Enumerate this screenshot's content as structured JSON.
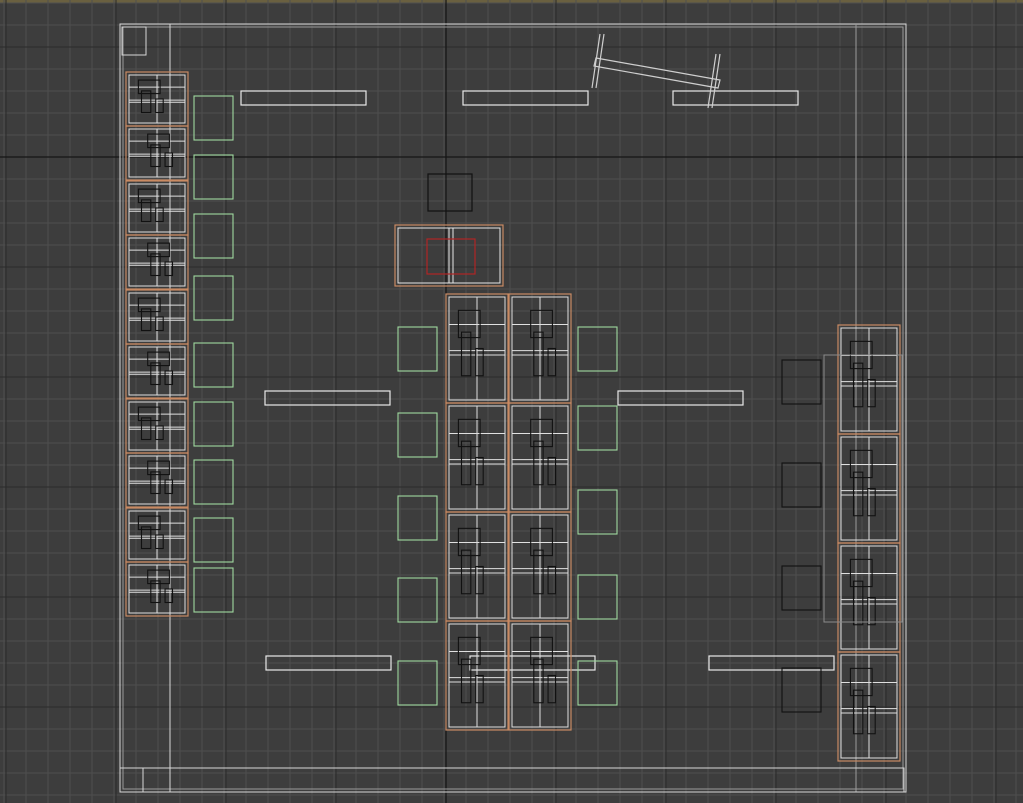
{
  "viewport": {
    "name": "top-orthographic-viewport",
    "colors": {
      "background": "#3d3d3d",
      "grid_minor": "#4e4e4e",
      "grid_major": "#1e1e1e",
      "wire_white": "#d8d8d8",
      "wire_orange": "#c98a63",
      "wire_green": "#9fd99f",
      "wire_black": "#111111",
      "wire_red": "#b02525",
      "top_strip": "#6a6040"
    }
  }
}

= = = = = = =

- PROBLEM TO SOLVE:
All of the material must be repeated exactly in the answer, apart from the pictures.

- RESPONSE:
Enumerate this screenshot's content as structured JSON.
{
  "viewport": {
    "name": "top-orthographic-viewport",
    "colors": {
      "background": "#3d3d3d",
      "grid_minor": "#4e4e4e",
      "grid_major": "#1e1e1e",
      "wire_white": "#d8d8d8",
      "wire_orange": "#c98a63",
      "wire_green": "#9fd99f",
      "wire_black": "#111111",
      "wire_red": "#b02525",
      "top_strip": "#6a6040"
    }
  }
}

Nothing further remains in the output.